Where the data below has the string "Meteorología", return the whole line.

- [Excerpted data]
..............................
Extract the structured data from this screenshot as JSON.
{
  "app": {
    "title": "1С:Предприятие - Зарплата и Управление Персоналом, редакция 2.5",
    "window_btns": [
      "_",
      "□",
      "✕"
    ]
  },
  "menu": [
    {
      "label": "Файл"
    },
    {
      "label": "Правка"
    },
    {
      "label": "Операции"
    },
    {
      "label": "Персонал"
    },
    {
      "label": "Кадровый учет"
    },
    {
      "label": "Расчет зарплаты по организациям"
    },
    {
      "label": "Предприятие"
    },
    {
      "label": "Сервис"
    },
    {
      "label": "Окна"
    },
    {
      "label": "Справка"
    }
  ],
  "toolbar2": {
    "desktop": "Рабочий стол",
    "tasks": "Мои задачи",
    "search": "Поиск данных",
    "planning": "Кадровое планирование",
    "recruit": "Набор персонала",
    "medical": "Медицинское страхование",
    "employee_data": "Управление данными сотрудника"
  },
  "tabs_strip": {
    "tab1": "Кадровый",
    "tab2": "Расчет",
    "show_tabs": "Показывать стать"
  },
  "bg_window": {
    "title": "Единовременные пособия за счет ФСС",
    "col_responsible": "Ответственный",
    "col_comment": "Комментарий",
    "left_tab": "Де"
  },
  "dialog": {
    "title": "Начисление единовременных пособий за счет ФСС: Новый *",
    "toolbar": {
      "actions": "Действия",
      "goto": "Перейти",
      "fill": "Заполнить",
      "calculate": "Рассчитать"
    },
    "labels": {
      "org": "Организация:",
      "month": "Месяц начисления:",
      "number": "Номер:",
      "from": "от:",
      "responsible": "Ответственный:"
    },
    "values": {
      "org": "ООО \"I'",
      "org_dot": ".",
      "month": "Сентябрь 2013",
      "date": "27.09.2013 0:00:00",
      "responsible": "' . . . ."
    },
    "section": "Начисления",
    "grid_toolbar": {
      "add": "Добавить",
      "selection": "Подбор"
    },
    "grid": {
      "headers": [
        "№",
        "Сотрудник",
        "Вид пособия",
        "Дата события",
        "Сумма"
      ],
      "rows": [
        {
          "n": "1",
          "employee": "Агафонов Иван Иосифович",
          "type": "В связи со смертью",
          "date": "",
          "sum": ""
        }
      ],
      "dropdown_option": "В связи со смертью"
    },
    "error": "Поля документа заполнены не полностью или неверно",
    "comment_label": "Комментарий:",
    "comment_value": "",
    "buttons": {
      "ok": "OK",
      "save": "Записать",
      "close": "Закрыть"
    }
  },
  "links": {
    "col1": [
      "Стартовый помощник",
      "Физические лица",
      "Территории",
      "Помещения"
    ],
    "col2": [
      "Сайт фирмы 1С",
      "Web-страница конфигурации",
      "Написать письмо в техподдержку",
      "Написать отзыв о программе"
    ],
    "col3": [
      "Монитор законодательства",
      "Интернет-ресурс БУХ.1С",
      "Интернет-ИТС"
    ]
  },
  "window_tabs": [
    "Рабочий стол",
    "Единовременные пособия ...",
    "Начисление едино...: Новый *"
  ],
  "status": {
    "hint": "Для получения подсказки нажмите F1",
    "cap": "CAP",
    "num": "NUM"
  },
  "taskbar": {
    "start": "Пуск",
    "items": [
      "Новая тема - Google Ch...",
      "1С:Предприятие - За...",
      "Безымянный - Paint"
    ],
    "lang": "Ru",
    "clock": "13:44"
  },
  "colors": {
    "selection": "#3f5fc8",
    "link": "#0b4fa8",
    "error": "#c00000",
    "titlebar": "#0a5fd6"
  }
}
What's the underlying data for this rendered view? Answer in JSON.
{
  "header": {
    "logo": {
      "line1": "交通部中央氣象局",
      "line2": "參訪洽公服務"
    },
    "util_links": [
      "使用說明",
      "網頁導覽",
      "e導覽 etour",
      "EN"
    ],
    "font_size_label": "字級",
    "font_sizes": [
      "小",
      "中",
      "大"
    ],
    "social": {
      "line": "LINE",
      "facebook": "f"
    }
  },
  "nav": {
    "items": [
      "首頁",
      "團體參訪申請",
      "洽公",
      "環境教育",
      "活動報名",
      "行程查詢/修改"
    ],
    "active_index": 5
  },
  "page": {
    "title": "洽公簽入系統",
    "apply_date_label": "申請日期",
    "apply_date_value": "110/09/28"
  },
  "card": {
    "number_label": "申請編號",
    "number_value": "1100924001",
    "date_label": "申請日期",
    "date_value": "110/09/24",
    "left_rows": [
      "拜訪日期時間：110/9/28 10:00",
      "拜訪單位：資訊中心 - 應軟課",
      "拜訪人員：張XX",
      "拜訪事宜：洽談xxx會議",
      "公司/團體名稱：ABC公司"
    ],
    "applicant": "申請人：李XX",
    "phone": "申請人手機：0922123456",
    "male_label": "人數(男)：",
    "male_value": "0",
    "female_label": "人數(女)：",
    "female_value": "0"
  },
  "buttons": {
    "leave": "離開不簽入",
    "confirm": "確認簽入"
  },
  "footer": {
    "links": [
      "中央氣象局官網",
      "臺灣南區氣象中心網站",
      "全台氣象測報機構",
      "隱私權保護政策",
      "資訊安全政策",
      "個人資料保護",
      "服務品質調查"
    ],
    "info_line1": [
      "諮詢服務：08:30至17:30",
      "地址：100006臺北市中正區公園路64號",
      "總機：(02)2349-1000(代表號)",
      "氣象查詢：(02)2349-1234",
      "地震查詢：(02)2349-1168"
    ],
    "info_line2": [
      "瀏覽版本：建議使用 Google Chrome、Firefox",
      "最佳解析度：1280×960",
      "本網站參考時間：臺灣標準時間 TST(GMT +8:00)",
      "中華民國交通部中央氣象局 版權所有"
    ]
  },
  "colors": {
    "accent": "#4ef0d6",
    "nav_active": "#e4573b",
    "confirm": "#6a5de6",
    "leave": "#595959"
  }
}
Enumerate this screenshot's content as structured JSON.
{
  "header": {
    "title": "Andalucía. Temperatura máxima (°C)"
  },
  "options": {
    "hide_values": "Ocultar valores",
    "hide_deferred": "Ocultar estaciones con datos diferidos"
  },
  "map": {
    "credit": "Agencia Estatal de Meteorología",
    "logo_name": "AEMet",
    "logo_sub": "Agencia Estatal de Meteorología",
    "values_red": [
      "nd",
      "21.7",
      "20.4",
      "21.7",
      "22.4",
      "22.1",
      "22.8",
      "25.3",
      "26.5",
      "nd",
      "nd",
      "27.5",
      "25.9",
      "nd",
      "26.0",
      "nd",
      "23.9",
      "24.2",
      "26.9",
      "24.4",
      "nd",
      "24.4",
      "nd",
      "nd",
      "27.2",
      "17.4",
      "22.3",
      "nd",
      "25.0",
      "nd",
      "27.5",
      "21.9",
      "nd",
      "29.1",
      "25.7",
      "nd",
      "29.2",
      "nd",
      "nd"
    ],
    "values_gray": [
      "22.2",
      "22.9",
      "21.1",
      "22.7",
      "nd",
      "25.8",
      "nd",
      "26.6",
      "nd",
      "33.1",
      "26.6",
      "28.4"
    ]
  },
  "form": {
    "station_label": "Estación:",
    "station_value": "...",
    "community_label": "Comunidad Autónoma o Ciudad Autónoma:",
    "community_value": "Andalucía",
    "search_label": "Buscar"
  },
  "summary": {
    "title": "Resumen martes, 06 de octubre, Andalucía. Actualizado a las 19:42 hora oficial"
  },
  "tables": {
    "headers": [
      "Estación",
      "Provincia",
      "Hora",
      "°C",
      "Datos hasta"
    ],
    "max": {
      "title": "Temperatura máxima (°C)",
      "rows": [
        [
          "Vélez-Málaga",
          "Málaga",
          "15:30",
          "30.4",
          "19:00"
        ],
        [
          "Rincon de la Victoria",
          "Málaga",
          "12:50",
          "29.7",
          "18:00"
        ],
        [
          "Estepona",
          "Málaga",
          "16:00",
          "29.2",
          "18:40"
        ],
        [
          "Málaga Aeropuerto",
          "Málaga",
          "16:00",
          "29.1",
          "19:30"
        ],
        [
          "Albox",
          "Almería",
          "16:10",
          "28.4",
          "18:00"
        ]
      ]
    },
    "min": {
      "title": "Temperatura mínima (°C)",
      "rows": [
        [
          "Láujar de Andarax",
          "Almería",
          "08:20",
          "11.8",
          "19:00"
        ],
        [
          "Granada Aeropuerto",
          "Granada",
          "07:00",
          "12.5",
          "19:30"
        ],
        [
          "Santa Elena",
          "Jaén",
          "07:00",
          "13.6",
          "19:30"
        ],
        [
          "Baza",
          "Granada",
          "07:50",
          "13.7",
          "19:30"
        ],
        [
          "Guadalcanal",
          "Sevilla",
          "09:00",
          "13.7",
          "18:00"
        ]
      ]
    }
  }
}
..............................
- [Solution to this problem]
    "credit": "Agencia Estatal de Meteorología",
    "logo_sub": "Agencia Estatal de Meteorología",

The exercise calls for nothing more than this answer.